All of the data below is to be printed again exactly.
* * * *
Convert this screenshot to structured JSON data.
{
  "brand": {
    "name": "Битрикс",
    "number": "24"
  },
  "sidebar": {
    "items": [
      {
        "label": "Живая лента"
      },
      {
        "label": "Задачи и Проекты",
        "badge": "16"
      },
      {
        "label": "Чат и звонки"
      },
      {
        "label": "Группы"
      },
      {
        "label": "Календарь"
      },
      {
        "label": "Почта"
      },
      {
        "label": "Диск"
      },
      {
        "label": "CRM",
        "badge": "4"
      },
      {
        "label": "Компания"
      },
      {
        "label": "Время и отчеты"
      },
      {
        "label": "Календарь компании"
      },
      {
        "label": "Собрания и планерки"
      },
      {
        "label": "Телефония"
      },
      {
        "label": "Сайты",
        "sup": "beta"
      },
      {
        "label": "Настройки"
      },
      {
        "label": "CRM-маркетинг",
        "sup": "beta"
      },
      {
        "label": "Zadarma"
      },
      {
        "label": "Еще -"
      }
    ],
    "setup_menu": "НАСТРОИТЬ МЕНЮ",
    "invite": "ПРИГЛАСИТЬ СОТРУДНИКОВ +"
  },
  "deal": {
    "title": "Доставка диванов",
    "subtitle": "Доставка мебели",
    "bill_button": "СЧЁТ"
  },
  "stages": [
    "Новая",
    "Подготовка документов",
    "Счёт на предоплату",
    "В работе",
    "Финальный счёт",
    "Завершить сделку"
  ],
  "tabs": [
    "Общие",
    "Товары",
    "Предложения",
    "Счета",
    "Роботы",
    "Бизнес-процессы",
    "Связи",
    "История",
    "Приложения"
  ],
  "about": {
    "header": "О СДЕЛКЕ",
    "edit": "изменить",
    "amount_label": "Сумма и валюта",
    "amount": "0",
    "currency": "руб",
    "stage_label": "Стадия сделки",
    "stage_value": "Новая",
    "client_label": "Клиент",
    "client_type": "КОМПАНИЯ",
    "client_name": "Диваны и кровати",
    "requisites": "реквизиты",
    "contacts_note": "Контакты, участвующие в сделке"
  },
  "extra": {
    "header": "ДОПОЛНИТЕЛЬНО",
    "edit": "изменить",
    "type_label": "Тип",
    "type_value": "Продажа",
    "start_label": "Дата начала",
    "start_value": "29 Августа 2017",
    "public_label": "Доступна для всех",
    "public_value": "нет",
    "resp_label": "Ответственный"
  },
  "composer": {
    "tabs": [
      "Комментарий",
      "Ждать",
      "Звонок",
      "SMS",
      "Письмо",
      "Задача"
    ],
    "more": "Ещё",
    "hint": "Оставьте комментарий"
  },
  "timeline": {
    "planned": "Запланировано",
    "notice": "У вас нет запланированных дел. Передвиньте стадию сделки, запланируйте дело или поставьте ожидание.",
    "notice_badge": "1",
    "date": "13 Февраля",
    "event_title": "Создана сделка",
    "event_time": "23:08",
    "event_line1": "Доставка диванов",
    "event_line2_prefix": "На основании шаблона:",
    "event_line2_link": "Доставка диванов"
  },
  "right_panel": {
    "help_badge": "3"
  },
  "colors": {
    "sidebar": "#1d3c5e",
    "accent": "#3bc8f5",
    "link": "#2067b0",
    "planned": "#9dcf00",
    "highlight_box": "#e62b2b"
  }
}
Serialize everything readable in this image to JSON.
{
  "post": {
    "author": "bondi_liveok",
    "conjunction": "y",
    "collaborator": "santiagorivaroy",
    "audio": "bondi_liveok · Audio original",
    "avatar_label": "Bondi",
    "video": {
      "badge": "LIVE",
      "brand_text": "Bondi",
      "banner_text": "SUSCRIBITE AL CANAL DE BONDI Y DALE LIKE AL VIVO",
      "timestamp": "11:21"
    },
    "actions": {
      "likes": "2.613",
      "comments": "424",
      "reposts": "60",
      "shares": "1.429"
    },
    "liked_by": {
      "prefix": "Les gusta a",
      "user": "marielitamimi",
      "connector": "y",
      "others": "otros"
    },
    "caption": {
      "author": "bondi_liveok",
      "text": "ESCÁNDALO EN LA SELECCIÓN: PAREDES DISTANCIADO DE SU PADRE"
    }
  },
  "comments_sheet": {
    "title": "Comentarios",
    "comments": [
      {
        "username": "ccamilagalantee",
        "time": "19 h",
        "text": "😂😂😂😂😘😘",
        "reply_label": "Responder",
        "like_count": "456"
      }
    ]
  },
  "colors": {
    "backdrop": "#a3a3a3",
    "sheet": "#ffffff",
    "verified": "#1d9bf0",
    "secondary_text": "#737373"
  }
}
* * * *
Exercise result:
Convert this screenshot to structured JSON data.
{
  "brand": {
    "name": "Битрикс",
    "number": "24"
  },
  "sidebar": {
    "items": [
      {
        "label": "Живая лента"
      },
      {
        "label": "Задачи и Проекты",
        "badge": "16"
      },
      {
        "label": "Чат и звонки"
      },
      {
        "label": "Группы"
      },
      {
        "label": "Календарь"
      },
      {
        "label": "Почта"
      },
      {
        "label": "Диск"
      },
      {
        "label": "CRM",
        "badge": "4"
      },
      {
        "label": "Компания"
      },
      {
        "label": "Время и отчеты"
      },
      {
        "label": "Календарь компании"
      },
      {
        "label": "Собрания и планерки"
      },
      {
        "label": "Телефония"
      },
      {
        "label": "Сайты",
        "sup": "beta"
      },
      {
        "label": "Настройки"
      },
      {
        "label": "CRM-маркетинг",
        "sup": "beta"
      },
      {
        "label": "Zadarma"
      },
      {
        "label": "Еще -"
      }
    ],
    "setup_menu": "НАСТРОИТЬ МЕНЮ",
    "invite": "ПРИГЛАСИТЬ СОТРУДНИКОВ +"
  },
  "deal": {
    "title": "Доставка диванов",
    "subtitle": "Доставка мебели",
    "bill_button": "СЧЁТ"
  },
  "stages": [
    "Новая",
    "Подготовка документов",
    "Счёт на предоплату",
    "В работе",
    "Финальный счёт",
    "Завершить сделку"
  ],
  "tabs": [
    "Общие",
    "Товары",
    "Предложения",
    "Счета",
    "Роботы",
    "Бизнес-процессы",
    "Связи",
    "История",
    "Приложения"
  ],
  "about": {
    "header": "О СДЕЛКЕ",
    "edit": "изменить",
    "amount_label": "Сумма и валюта",
    "amount": "0",
    "currency": "руб",
    "stage_label": "Стадия сделки",
    "stage_value": "Новая",
    "client_label": "Клиент",
    "client_type": "КОМПАНИЯ",
    "client_name": "Диваны и кровати",
    "requisites": "реквизиты",
    "contacts_note": "Контакты, участвующие в сделке"
  },
  "extra": {
    "header": "ДОПОЛНИТЕЛЬНО",
    "edit": "изменить",
    "type_label": "Тип",
    "type_value": "Продажа",
    "start_label": "Дата начала",
    "start_value": "29 Августа 2017",
    "public_label": "Доступна для всех",
    "public_value": "нет",
    "resp_label": "Ответственный"
  },
  "composer": {
    "tabs": [
      "Комментарий",
      "Ждать",
      "Звонок",
      "SMS",
      "Письмо",
      "Задача"
    ],
    "more": "Ещё",
    "hint": "Оставьте комментарий"
  },
  "timeline": {
    "planned": "Запланировано",
    "notice": "У вас нет запланированных дел. Передвиньте стадию сделки, запланируйте дело или поставьте ожидание.",
    "notice_badge": "1",
    "date": "13 Февраля",
    "event_title": "Создана сделка",
    "event_time": "23:08",
    "event_line1": "Доставка диванов",
    "event_line2_prefix": "На основании шаблона:",
    "event_line2_link": "Доставка диванов"
  },
  "right_panel": {
    "help_badge": "3"
  },
  "colors": {
    "sidebar": "#1d3c5e",
    "accent": "#3bc8f5",
    "link": "#2067b0",
    "planned": "#9dcf00",
    "highlight_box": "#e62b2b"
  }
}
Serialize everything readable in this image to JSON.
{
  "post": {
    "author": "bondi_liveok",
    "conjunction": "y",
    "collaborator": "santiagorivaroy",
    "audio": "bondi_liveok · Audio original",
    "avatar_label": "Bondi",
    "video": {
      "badge": "LIVE",
      "brand_text": "Bondi",
      "banner_text": "SUSCRIBITE AL CANAL DE BONDI Y DALE LIKE AL VIVO",
      "timestamp": "11:21"
    },
    "actions": {
      "likes": "2.613",
      "comments": "424",
      "reposts": "60",
      "shares": "1.429"
    },
    "liked_by": {
      "prefix": "Les gusta a",
      "user": "marielitamimi",
      "connector": "y",
      "others": "otros"
    },
    "caption": {
      "author": "bondi_liveok",
      "text": "ESCÁNDALO EN LA SELECCIÓN: PAREDES DISTANCIADO DE SU PADRE"
    }
  },
  "comments_sheet": {
    "title": "Comentarios",
    "comments": [
      {
        "username": "ccamilagalantee",
        "time": "19 h",
        "text": "😂😂😂😂😘😘",
        "reply_label": "Responder",
        "like_count": "456"
      }
    ]
  },
  "colors": {
    "backdrop": "#a3a3a3",
    "sheet": "#ffffff",
    "verified": "#1d9bf0",
    "secondary_text": "#737373"
  }
}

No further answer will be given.